Problem description: Please restate each line of the data below exactly. Omit all images.

┌─ Given data

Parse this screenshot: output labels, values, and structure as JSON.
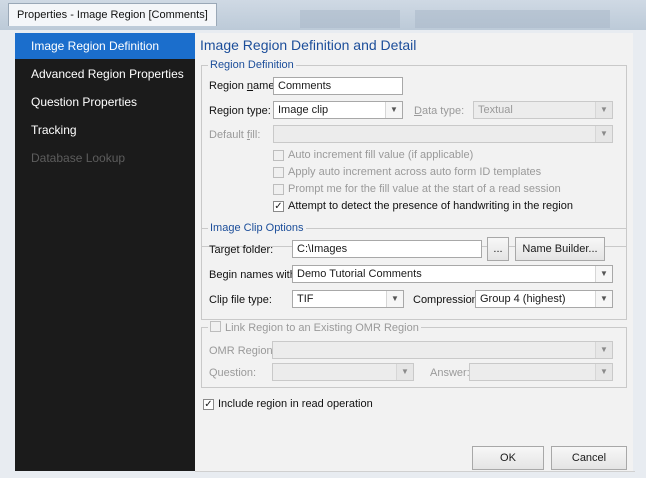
{
  "window": {
    "title": "Properties - Image Region [Comments]"
  },
  "sidebar": {
    "items": [
      {
        "label": "Image Region Definition"
      },
      {
        "label": "Advanced Region Properties"
      },
      {
        "label": "Question Properties"
      },
      {
        "label": "Tracking"
      },
      {
        "label": "Database Lookup"
      }
    ]
  },
  "main": {
    "heading": "Image Region Definition and Detail"
  },
  "region_definition": {
    "legend": "Region Definition",
    "name_label_a": "Region ",
    "name_label_u": "n",
    "name_label_b": "ame:",
    "name_value": "Comments",
    "type_label": "Region type:",
    "type_value": "Image clip",
    "data_type_label_u": "D",
    "data_type_label_b": "ata type:",
    "data_type_value": "Textual",
    "default_fill_a": "Default ",
    "default_fill_u": "f",
    "default_fill_b": "ill:",
    "default_fill_value": "",
    "checks": [
      {
        "label": "Auto increment fill value (if applicable)",
        "checked": false
      },
      {
        "label": "Apply auto increment across auto form ID templates",
        "checked": false
      },
      {
        "label": "Prompt me for the fill value at the start of a read session",
        "checked": false
      },
      {
        "label": "Attempt to detect the presence of handwriting in the region",
        "checked": true
      }
    ]
  },
  "image_clip": {
    "legend": "Image Clip Options",
    "target_folder_label": "Target folder:",
    "target_folder_value": "C:\\Images",
    "browse_label": "...",
    "name_builder_label": "Name Builder...",
    "begin_names_label": "Begin names with:",
    "begin_names_value": "Demo Tutorial Comments",
    "clip_file_type_label": "Clip file type:",
    "clip_file_type_value": "TIF",
    "compression_label": "Compression:",
    "compression_value": "Group 4 (highest)"
  },
  "omr": {
    "legend": "Link Region to an Existing OMR Region",
    "linked": false,
    "omr_region_label": "OMR Region:",
    "question_label": "Question:",
    "answer_label": "Answer:"
  },
  "include": {
    "label": "Include region in read operation",
    "checked": true
  },
  "buttons": {
    "ok": "OK",
    "cancel": "Cancel"
  },
  "icons": {
    "dropdown": "chevron-down-icon",
    "check": "checkmark-icon"
  }
}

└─

Response to this task:
Parse this screenshot: output labels, values, and structure as JSON.
{
  "window": {
    "title": "Properties - Image Region [Comments]"
  },
  "sidebar": {
    "items": [
      {
        "label": "Image Region Definition"
      },
      {
        "label": "Advanced Region Properties"
      },
      {
        "label": "Question Properties"
      },
      {
        "label": "Tracking"
      },
      {
        "label": "Database Lookup"
      }
    ]
  },
  "main": {
    "heading": "Image Region Definition and Detail"
  },
  "region_definition": {
    "legend": "Region Definition",
    "name_label_a": "Region ",
    "name_label_u": "n",
    "name_label_b": "ame:",
    "name_value": "Comments",
    "type_label": "Region type:",
    "type_value": "Image clip",
    "data_type_label_u": "D",
    "data_type_label_b": "ata type:",
    "data_type_value": "Textual",
    "default_fill_a": "Default ",
    "default_fill_u": "f",
    "default_fill_b": "ill:",
    "default_fill_value": "",
    "checks": [
      {
        "label": "Auto increment fill value (if applicable)",
        "checked": false
      },
      {
        "label": "Apply auto increment across auto form ID templates",
        "checked": false
      },
      {
        "label": "Prompt me for the fill value at the start of a read session",
        "checked": false
      },
      {
        "label": "Attempt to detect the presence of handwriting in the region",
        "checked": true
      }
    ]
  },
  "image_clip": {
    "legend": "Image Clip Options",
    "target_folder_label": "Target folder:",
    "target_folder_value": "C:\\Images",
    "browse_label": "...",
    "name_builder_label": "Name Builder...",
    "begin_names_label": "Begin names with:",
    "begin_names_value": "Demo Tutorial Comments",
    "clip_file_type_label": "Clip file type:",
    "clip_file_type_value": "TIF",
    "compression_label": "Compression:",
    "compression_value": "Group 4 (highest)"
  },
  "omr": {
    "legend": "Link Region to an Existing OMR Region",
    "linked": false,
    "omr_region_label": "OMR Region:",
    "question_label": "Question:",
    "answer_label": "Answer:"
  },
  "include": {
    "label": "Include region in read operation",
    "checked": true
  },
  "buttons": {
    "ok": "OK",
    "cancel": "Cancel"
  },
  "icons": {
    "dropdown": "chevron-down-icon",
    "check": "checkmark-icon"
  }
}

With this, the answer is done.